── THE RECORDS ──

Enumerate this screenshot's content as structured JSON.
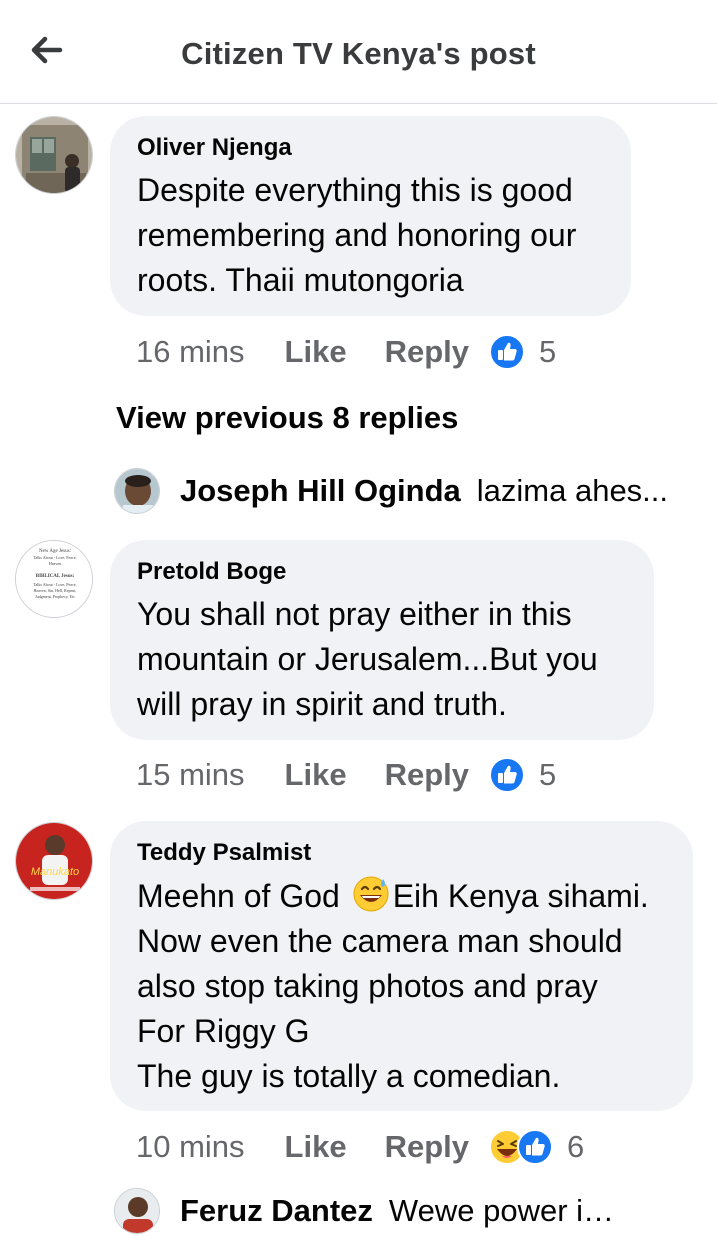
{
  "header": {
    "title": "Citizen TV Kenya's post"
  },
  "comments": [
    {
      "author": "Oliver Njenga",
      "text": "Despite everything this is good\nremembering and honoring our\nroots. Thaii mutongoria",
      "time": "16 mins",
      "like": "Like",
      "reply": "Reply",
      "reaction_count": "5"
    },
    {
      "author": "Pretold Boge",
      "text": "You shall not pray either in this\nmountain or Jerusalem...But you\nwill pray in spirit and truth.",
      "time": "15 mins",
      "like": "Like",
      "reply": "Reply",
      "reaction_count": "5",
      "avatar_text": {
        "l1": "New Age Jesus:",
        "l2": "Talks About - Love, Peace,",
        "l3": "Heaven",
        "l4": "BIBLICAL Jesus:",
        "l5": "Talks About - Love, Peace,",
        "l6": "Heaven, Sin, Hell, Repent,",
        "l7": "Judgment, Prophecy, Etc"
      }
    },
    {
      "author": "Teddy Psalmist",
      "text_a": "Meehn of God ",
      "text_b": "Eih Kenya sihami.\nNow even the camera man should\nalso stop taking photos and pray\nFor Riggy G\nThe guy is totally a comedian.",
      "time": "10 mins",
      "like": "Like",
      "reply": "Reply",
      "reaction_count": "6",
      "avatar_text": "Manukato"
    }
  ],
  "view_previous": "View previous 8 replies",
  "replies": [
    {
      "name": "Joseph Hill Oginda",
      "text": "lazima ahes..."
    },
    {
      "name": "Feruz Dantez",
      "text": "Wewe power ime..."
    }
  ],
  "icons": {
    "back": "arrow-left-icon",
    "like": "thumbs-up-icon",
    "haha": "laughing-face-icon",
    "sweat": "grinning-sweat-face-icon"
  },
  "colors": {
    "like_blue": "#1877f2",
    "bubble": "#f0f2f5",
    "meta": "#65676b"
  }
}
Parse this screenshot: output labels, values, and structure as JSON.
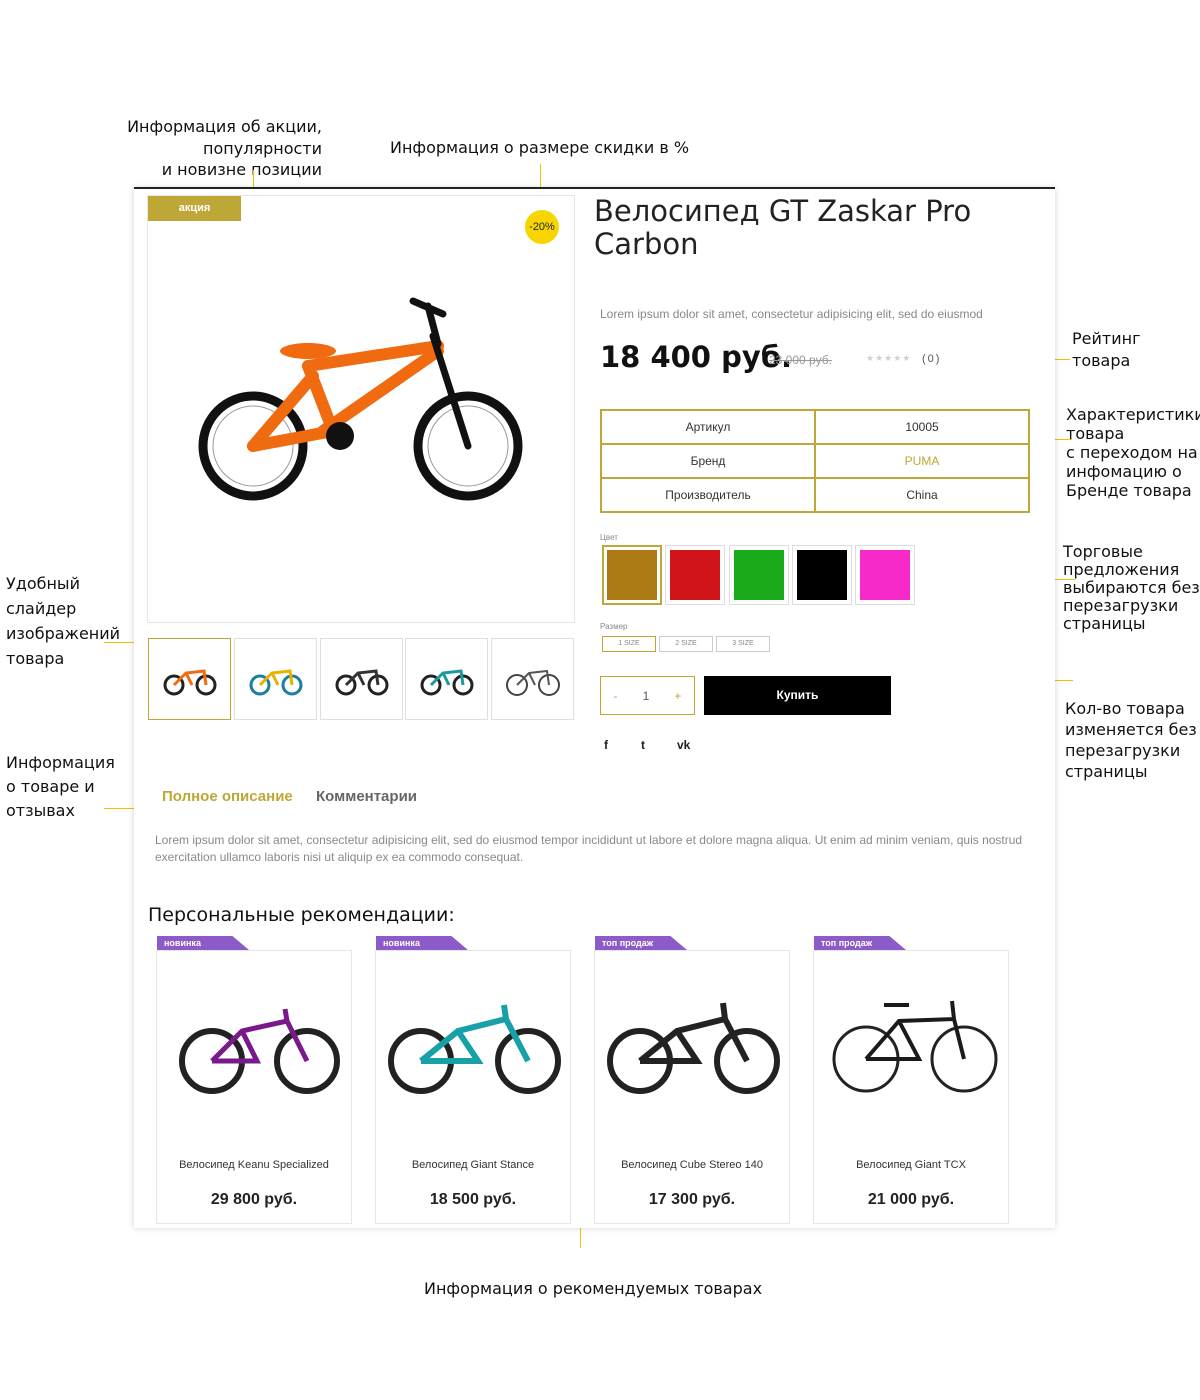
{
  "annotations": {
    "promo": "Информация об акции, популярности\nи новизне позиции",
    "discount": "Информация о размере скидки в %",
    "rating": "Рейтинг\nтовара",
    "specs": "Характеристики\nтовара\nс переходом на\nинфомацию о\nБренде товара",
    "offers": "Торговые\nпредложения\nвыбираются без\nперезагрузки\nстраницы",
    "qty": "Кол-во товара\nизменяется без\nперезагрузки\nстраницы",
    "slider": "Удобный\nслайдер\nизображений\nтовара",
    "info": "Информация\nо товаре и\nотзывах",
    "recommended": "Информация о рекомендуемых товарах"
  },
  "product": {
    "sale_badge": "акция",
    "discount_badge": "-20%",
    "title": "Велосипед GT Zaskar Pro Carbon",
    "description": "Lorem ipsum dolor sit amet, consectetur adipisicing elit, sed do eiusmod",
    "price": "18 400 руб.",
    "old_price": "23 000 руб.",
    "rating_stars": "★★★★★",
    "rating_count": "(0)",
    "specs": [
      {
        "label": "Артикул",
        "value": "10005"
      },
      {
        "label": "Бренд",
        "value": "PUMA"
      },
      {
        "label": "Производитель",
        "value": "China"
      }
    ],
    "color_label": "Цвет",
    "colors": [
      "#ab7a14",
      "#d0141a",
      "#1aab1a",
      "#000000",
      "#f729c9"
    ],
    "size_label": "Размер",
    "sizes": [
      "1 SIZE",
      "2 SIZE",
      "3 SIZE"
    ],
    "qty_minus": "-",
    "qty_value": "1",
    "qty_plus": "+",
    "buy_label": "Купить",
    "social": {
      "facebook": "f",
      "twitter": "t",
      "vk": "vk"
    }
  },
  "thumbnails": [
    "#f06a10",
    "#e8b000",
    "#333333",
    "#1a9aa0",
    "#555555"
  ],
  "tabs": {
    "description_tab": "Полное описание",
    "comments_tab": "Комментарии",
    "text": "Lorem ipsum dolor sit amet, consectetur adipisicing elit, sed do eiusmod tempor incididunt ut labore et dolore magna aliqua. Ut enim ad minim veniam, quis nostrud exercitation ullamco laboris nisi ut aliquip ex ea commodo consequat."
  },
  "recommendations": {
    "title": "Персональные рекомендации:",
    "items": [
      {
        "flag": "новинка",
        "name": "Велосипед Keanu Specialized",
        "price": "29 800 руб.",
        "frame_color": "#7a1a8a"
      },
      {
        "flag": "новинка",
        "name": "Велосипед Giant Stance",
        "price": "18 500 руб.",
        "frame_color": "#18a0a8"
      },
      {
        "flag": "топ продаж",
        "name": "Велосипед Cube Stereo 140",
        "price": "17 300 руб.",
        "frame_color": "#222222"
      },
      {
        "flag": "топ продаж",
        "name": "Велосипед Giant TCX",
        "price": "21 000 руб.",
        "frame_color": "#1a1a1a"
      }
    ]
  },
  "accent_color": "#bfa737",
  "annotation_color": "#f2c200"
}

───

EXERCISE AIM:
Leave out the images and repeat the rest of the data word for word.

RESPONSE:
Enumerate this screenshot's content as structured JSON.
{
  "header": {
    "title": "Citizen TV Kenya's post"
  },
  "comments": [
    {
      "author": "Oliver Njenga",
      "text": "Despite everything this is good\nremembering and honoring our\nroots. Thaii mutongoria",
      "time": "16 mins",
      "like": "Like",
      "reply": "Reply",
      "reaction_count": "5"
    },
    {
      "author": "Pretold Boge",
      "text": "You shall not pray either in this\nmountain or Jerusalem...But you\nwill pray in spirit and truth.",
      "time": "15 mins",
      "like": "Like",
      "reply": "Reply",
      "reaction_count": "5",
      "avatar_text": {
        "l1": "New Age Jesus:",
        "l2": "Talks About - Love, Peace,",
        "l3": "Heaven",
        "l4": "BIBLICAL Jesus:",
        "l5": "Talks About - Love, Peace,",
        "l6": "Heaven, Sin, Hell, Repent,",
        "l7": "Judgment, Prophecy, Etc"
      }
    },
    {
      "author": "Teddy Psalmist",
      "text_a": "Meehn of God ",
      "text_b": "Eih Kenya sihami.\nNow even the camera man should\nalso stop taking photos and pray\nFor Riggy G\nThe guy is totally a comedian.",
      "time": "10 mins",
      "like": "Like",
      "reply": "Reply",
      "reaction_count": "6",
      "avatar_text": "Manukato"
    }
  ],
  "view_previous": "View previous 8 replies",
  "replies": [
    {
      "name": "Joseph Hill Oginda",
      "text": "lazima ahes..."
    },
    {
      "name": "Feruz Dantez",
      "text": "Wewe power ime..."
    }
  ],
  "icons": {
    "back": "arrow-left-icon",
    "like": "thumbs-up-icon",
    "haha": "laughing-face-icon",
    "sweat": "grinning-sweat-face-icon"
  },
  "colors": {
    "like_blue": "#1877f2",
    "bubble": "#f0f2f5",
    "meta": "#65676b"
  }
}
Parse this screenshot: output labels, values, and structure as JSON.
{
  "annotations": {
    "promo": "Информация об акции, популярности\nи новизне позиции",
    "discount": "Информация о размере скидки в %",
    "rating": "Рейтинг\nтовара",
    "specs": "Характеристики\nтовара\nс переходом на\nинфомацию о\nБренде товара",
    "offers": "Торговые\nпредложения\nвыбираются без\nперезагрузки\nстраницы",
    "qty": "Кол-во товара\nизменяется без\nперезагрузки\nстраницы",
    "slider": "Удобный\nслайдер\nизображений\nтовара",
    "info": "Информация\nо товаре и\nотзывах",
    "recommended": "Информация о рекомендуемых товарах"
  },
  "product": {
    "sale_badge": "акция",
    "discount_badge": "-20%",
    "title": "Велосипед GT Zaskar Pro Carbon",
    "description": "Lorem ipsum dolor sit amet, consectetur adipisicing elit, sed do eiusmod",
    "price": "18 400 руб.",
    "old_price": "23 000 руб.",
    "rating_stars": "★★★★★",
    "rating_count": "(0)",
    "specs": [
      {
        "label": "Артикул",
        "value": "10005"
      },
      {
        "label": "Бренд",
        "value": "PUMA"
      },
      {
        "label": "Производитель",
        "value": "China"
      }
    ],
    "color_label": "Цвет",
    "colors": [
      "#ab7a14",
      "#d0141a",
      "#1aab1a",
      "#000000",
      "#f729c9"
    ],
    "size_label": "Размер",
    "sizes": [
      "1 SIZE",
      "2 SIZE",
      "3 SIZE"
    ],
    "qty_minus": "-",
    "qty_value": "1",
    "qty_plus": "+",
    "buy_label": "Купить",
    "social": {
      "facebook": "f",
      "twitter": "t",
      "vk": "vk"
    }
  },
  "thumbnails": [
    "#f06a10",
    "#e8b000",
    "#333333",
    "#1a9aa0",
    "#555555"
  ],
  "tabs": {
    "description_tab": "Полное описание",
    "comments_tab": "Комментарии",
    "text": "Lorem ipsum dolor sit amet, consectetur adipisicing elit, sed do eiusmod tempor incididunt ut labore et dolore magna aliqua. Ut enim ad minim veniam, quis nostrud exercitation ullamco laboris nisi ut aliquip ex ea commodo consequat."
  },
  "recommendations": {
    "title": "Персональные рекомендации:",
    "items": [
      {
        "flag": "новинка",
        "name": "Велосипед Keanu Specialized",
        "price": "29 800 руб.",
        "frame_color": "#7a1a8a"
      },
      {
        "flag": "новинка",
        "name": "Велосипед Giant Stance",
        "price": "18 500 руб.",
        "frame_color": "#18a0a8"
      },
      {
        "flag": "топ продаж",
        "name": "Велосипед Cube Stereo 140",
        "price": "17 300 руб.",
        "frame_color": "#222222"
      },
      {
        "flag": "топ продаж",
        "name": "Велосипед Giant TCX",
        "price": "21 000 руб.",
        "frame_color": "#1a1a1a"
      }
    ]
  },
  "accent_color": "#bfa737",
  "annotation_color": "#f2c200"
}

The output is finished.